Posted by George Morfett at 29/08/2012 16:21
Interesting reading about Goole..particularly Richard Cooper Street and the docks. Although I lived in London, I visited my Gran and Grandad, who lived at 14 Richard Cooper St, when I was about 8 to 16 years old..that is about 1954 on, My Uncle..can't remember his name now, piloted a fresh water barge delivering water to the ships in the docks. He took me with him on several occasions, when I would board the ships while he was filling the tanks with fresh water. I also had another Uncle who was diver, (the old rubber suit with brass helmet and lead boot type,) apparently repairing the dock gates. My Gran and Grandad (Jessie and Ernest Smith) were that longest married couple in Goole. 76 years I believe. The they had gas light mantles in the house and a radio that ran off a car battery..modern technology then. Visited the street some years ago..only a few people were living there, the remaining houses being boarded up and falling to bits. I still have cousins there, but where I don't know. If this happens to revive a contact with any of them, my Mum was born in Goole...Anne Morfett, who had several Sisters and Brothers who lived and died there, with offsprings who will be my Cousins.
My email is would be nice.
Posted by Paul at 30/08/2012 21:21
For Emmo 1/09/11.

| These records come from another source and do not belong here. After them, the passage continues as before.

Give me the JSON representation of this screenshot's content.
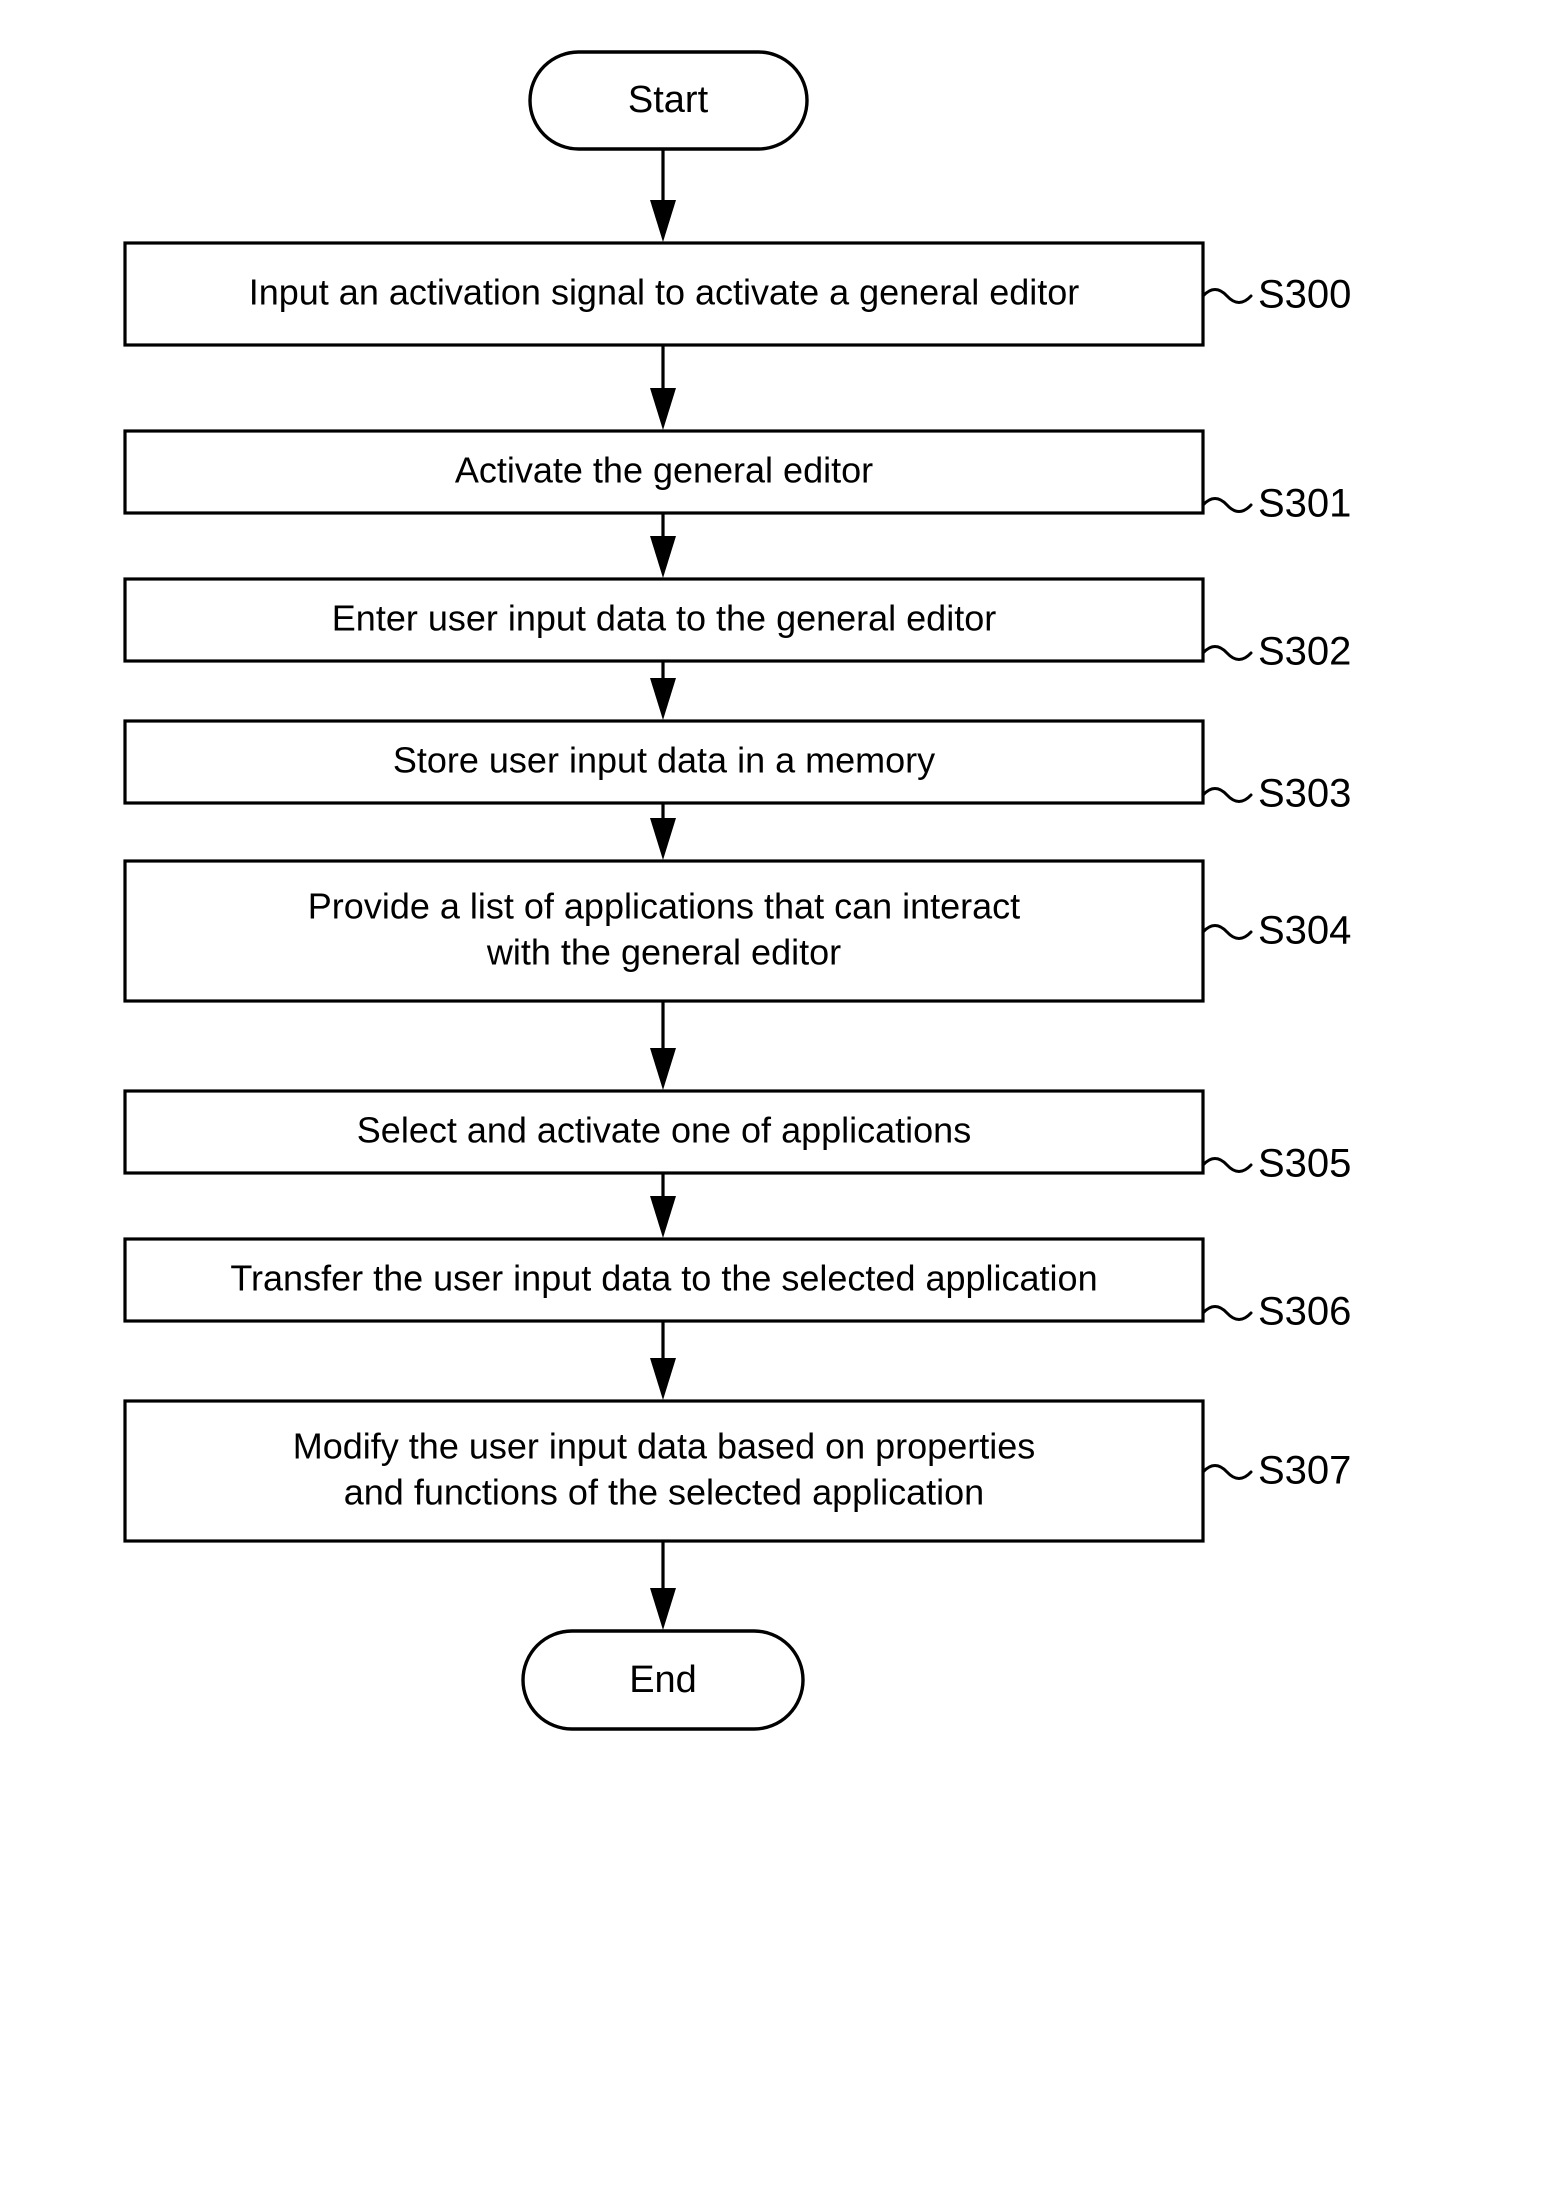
{
  "diagram": {
    "type": "flowchart",
    "orientation": "vertical",
    "background_color": "#ffffff",
    "line_color": "#000000",
    "start": {
      "label": "Start",
      "shape": "terminal-capsule"
    },
    "end": {
      "label": "End",
      "shape": "terminal-capsule"
    },
    "steps": [
      {
        "id": "S300",
        "ref": "S300",
        "lines": [
          "Input an activation signal to activate a general editor"
        ],
        "shape": "process-rectangle"
      },
      {
        "id": "S301",
        "ref": "S301",
        "lines": [
          "Activate the general editor"
        ],
        "shape": "process-rectangle"
      },
      {
        "id": "S302",
        "ref": "S302",
        "lines": [
          "Enter user input data to the general editor"
        ],
        "shape": "process-rectangle"
      },
      {
        "id": "S303",
        "ref": "S303",
        "lines": [
          "Store user input data in a memory"
        ],
        "shape": "process-rectangle"
      },
      {
        "id": "S304",
        "ref": "S304",
        "lines": [
          "Provide a list of applications that can interact",
          "with the general editor"
        ],
        "shape": "process-rectangle"
      },
      {
        "id": "S305",
        "ref": "S305",
        "lines": [
          "Select and activate one of applications"
        ],
        "shape": "process-rectangle"
      },
      {
        "id": "S306",
        "ref": "S306",
        "lines": [
          "Transfer the user input data to the selected application"
        ],
        "shape": "process-rectangle"
      },
      {
        "id": "S307",
        "ref": "S307",
        "lines": [
          "Modify the user input data based on properties",
          "and functions of the selected application"
        ],
        "shape": "process-rectangle"
      }
    ]
  }
}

Only a year late regarding your query on Goole Hall.The bulding is listed Grade 2* and built in 1826.For details of the listing text google "goole Hall" (use the inverted commas) and go to the website Listed buildings on line/British Listed Buildings. At the top click search and in the Listed building postcode search put DN14 8AU (don't leave out the space between 4 and 8 or you'll get no results).Sorry it's a bit long winded but can't do links.
The text is really about the architectural details that led to it being listed and only mentions 2 names neither of which are Lockwood.

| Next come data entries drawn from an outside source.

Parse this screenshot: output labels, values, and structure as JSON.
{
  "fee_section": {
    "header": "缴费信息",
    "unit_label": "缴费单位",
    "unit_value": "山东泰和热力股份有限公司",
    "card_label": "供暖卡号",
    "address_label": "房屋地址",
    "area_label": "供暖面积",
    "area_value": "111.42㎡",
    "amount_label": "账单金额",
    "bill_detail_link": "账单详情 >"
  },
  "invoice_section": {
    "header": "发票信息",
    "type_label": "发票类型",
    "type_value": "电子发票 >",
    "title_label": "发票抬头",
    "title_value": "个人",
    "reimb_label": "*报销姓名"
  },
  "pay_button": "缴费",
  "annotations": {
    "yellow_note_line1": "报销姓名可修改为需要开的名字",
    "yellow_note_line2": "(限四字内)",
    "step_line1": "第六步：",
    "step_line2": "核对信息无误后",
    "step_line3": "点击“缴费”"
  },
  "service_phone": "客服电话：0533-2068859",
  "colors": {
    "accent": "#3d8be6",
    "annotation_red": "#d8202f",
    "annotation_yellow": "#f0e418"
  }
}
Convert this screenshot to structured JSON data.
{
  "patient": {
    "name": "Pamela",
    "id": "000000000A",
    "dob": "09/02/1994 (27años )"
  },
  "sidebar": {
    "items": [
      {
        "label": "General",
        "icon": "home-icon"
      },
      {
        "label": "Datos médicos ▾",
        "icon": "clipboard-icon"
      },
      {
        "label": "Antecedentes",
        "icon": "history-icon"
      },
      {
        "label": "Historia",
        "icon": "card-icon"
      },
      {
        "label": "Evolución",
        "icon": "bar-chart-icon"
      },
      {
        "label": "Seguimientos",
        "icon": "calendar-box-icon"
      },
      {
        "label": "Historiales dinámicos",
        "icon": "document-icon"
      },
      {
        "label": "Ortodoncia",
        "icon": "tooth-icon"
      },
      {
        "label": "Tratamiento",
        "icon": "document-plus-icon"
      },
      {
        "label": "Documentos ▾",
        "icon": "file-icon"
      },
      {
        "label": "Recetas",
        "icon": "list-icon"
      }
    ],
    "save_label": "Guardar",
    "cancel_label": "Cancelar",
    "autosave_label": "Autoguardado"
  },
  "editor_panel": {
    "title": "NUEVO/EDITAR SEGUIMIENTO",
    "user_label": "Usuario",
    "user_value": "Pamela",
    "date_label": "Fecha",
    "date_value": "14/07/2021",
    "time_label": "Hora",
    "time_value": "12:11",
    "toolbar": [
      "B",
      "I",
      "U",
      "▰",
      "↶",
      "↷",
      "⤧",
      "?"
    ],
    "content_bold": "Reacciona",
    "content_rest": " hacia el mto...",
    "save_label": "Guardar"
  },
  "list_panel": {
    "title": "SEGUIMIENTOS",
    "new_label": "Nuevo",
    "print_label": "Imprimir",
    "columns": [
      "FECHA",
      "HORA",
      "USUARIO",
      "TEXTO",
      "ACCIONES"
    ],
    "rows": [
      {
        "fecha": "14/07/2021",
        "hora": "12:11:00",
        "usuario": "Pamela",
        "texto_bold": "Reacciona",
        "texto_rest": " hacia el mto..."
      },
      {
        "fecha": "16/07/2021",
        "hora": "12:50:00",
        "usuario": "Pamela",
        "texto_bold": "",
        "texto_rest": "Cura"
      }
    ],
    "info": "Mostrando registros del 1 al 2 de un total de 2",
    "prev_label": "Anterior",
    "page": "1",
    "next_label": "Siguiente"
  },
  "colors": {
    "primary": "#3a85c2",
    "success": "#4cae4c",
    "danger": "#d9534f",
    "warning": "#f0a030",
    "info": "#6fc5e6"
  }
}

Posted by emmo at 17/12/2012 14:44
thanks paul
Posted by Gill Cawthorn at 29/03/2013 21:02
I have been reading all the back comments and have just noticed one from `Pedro`, dated 21/3/2006.He mentions that his great-grandfather was Thomas Cawthorn, Master Mariner, who lived in Richard Cooper Street, and previously in James Street. If there are any descendants of this family, you may be interested to know that my husband, aged 84, is the last surviving grandchild of Thomas. The generation gap is huge because my husband was born of a second marriage, when his father was 58.I know there were daughters of Thomas, Sarah Jane Schmidt and Elizabeth Flowers (I think);possibly one of these was Pedro`s Grandmother
Posted by Stuart (Webmaster) at 03/12/2013 08:22
Don't leave feedback on this page any more as is it just for archived messages. Use the Movers and Shakers link on the top-left for the current version of this page
Posted by Brian Bacon at 07/09/2020 02:24
Triying to contact Edith . Used to know her in the late 50s erley 60s lf she is
Sill around, would like to hear from you

Add your own comment